Over 20 people arrived for the walk on Footy Final Day including some young visitors.
It was good walking weather but we waited in vain for the sun to shine enough for the many Rabbit-ears Thelymitra antennifera to open. (They were open the day before in the sun.)
There were many Waxlip Orchids, Glossodia major, some Donkey Orchids, Diuris orientis, a couple of Thick-lip Spider Orchids, Caladenia cardiochila and one Bearded Greenhood, Pterostylis unicornis– one of Anglesea’s endemic orchids.
Donkey Orchid yellow form
We also found a single Flying Duck Orchid, Caleana major in bud. Other flowering plants included Soft Bushpea, Pultenaea mollis, Cypress Daisy-bush, Olearia teretifolia, Blue Squills, Chamaescilla corymbosa var. corymbosa, Love Creeper, Comesperma volubile, Showy Parrot-pea, Dillwynia sericea, Creamy Candles, Stackhousia monogya, Horny Conebush, Isopogon ceratophyllus, Scaly Buttons, Leptorhynchos squamatus subsp. squamatus, Blunt Everlasting, Argentipallium obtusifolium, tiny White Marianth, Rhytidosporum procumbens, and Twining Fringed Lilly, Thysanotus patersonii.
Horny Conebush flower
Made it up the first hill

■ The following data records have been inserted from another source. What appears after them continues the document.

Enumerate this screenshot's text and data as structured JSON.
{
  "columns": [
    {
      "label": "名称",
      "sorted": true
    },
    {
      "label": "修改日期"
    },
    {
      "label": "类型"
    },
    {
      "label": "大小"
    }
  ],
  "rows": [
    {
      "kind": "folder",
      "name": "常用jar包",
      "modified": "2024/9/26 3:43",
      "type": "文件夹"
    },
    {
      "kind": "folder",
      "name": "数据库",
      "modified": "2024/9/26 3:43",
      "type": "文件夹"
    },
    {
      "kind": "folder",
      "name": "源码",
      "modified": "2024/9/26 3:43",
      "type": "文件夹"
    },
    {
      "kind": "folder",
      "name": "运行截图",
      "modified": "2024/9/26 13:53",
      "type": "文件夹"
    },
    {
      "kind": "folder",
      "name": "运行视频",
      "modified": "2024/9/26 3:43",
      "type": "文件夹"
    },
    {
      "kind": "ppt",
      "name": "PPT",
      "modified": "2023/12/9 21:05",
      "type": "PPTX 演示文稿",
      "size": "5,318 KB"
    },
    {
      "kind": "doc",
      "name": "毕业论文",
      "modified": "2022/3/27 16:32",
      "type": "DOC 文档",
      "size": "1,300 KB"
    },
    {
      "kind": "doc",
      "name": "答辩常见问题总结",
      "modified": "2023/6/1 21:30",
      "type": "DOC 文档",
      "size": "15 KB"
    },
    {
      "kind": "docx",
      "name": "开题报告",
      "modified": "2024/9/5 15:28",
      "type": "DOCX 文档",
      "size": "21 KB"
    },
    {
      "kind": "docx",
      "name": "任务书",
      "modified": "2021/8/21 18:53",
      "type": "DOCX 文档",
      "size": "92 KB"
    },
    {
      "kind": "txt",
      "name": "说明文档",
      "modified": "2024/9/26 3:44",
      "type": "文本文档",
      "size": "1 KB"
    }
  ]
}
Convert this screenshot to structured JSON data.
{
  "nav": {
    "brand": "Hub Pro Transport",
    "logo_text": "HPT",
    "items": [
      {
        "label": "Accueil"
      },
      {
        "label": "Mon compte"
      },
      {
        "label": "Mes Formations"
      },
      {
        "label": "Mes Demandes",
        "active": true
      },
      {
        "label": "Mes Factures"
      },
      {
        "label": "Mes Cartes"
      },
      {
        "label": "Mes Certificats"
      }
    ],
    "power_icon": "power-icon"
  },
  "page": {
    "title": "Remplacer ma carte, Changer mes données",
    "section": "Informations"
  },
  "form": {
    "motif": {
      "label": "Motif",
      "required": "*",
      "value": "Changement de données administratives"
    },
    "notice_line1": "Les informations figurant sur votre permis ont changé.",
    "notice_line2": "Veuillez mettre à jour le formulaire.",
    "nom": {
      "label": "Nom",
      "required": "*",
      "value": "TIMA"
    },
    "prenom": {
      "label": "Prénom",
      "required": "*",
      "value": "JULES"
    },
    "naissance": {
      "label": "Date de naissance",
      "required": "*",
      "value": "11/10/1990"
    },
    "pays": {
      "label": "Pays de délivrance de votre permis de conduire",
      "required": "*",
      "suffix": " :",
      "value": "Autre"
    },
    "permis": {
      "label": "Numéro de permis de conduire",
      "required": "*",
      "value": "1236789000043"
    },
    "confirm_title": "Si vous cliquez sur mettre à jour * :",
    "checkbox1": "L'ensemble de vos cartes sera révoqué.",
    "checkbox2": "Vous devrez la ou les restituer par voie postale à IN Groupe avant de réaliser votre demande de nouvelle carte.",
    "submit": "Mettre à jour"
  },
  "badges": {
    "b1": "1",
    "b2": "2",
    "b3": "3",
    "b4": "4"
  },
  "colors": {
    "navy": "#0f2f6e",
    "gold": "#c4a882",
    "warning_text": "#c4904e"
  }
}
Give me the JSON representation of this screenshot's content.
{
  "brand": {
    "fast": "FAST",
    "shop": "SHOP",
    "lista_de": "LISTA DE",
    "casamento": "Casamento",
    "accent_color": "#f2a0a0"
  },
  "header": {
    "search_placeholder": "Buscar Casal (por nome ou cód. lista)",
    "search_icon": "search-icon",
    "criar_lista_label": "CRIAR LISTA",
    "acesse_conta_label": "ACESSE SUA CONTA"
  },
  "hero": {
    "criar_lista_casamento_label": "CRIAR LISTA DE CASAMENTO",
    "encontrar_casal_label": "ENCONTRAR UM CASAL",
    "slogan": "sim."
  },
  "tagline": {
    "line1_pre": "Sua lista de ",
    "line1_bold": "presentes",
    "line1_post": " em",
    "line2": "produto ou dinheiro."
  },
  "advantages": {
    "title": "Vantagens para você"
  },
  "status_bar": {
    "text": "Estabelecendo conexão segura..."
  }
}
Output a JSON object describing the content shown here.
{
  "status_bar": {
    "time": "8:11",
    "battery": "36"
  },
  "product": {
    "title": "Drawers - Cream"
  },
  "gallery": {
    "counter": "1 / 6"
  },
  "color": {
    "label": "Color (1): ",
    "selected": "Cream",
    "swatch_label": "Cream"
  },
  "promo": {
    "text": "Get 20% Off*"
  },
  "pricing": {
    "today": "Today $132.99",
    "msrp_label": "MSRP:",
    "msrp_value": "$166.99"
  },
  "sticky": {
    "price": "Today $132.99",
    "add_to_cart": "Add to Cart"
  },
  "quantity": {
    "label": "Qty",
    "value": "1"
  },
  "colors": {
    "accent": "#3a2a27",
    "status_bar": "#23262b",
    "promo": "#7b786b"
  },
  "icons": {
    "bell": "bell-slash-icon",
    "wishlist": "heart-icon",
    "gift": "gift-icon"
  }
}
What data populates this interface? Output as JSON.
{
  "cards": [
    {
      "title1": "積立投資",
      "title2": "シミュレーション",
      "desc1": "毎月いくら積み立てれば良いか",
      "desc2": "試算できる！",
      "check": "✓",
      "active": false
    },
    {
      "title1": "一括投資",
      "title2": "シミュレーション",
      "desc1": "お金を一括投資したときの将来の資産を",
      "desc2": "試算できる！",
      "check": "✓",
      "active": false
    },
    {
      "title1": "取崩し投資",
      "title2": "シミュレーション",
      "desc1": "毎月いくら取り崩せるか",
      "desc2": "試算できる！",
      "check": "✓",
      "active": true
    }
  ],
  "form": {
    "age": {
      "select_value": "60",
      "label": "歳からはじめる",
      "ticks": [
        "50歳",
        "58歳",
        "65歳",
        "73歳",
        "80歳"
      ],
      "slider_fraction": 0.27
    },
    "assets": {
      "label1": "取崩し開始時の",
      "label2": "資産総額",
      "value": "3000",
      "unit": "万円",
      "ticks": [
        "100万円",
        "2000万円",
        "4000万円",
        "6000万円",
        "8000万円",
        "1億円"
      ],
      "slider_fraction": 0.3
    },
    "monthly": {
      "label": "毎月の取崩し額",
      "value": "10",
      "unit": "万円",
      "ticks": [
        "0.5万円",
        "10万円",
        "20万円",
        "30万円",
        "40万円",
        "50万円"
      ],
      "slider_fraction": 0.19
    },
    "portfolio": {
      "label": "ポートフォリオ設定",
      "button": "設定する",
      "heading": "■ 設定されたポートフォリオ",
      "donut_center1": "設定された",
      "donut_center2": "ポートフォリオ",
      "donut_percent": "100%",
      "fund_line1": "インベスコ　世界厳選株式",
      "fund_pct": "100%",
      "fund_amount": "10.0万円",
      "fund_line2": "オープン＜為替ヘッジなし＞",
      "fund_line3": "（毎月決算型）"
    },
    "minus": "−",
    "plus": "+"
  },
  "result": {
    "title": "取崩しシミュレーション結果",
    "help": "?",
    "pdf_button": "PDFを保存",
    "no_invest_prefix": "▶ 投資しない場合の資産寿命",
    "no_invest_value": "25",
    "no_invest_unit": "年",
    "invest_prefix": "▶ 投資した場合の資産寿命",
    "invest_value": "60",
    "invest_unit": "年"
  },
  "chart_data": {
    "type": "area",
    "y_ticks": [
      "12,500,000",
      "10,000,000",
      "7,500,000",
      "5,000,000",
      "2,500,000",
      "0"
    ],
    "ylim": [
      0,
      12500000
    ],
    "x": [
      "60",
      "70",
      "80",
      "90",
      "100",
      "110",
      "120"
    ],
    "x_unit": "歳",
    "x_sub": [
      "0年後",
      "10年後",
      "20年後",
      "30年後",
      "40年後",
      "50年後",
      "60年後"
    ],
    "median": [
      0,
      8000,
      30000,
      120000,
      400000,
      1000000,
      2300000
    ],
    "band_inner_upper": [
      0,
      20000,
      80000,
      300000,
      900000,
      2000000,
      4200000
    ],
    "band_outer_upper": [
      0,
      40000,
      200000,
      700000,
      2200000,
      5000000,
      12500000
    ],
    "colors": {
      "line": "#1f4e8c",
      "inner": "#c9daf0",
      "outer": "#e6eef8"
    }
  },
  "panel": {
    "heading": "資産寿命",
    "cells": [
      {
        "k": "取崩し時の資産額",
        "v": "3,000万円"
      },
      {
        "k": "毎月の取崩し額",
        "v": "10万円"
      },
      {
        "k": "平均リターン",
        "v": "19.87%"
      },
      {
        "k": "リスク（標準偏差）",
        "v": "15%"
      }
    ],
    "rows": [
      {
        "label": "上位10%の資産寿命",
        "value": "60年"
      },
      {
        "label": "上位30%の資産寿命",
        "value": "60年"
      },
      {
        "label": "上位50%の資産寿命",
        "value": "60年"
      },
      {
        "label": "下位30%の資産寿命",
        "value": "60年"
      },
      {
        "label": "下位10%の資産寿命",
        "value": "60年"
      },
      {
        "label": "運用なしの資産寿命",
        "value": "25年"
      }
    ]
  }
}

One very interesting, tiny object that was spotted turned out to be a Liverwort Asterella drummondii. It looked like a miniature fungi with a frilly edge but was attached to a leaf structure.
Lunch on Shiny-eye track
Along the final stretch of Shiny-eye Track the white Heath, Epacris impressa with patches of pink dotted here and there was quite spectacular.
Heath vista Shiney-eye
Birds heard and seen included Rufous Bristlebird, Pied Currawong, Olive-backed Oriole, Little Raven, Spotted Pardelotte and Crimson Rosella.
The young ones enjoying the walk
As we walked through this area we enjoyed the many views across the heathland. It was pleasing to see lots of other people out walking and enjoying the environment as we were.
Freesia refracta and Freesia alba X F. leichtlinii are declared weeds in the Surf Coast Shire because they spread easily and threaten to invade bushland. Freesias are perennial herbs that die back in summer and produce new foliage in winter. The highly fragrant trumpet-shaped flowers appearing in spring are white to cream and pink with yellow markings, shaded purple on outer surface. Each plant has at least two corms, one below the other, thus requiring deep digging to remove them.
More details about how to control this weed can be found in the archive of Weeds of the Month.
There are a number of wonderful local Friends Groups that provide ANGAIR members and the community with opportunities for involvement.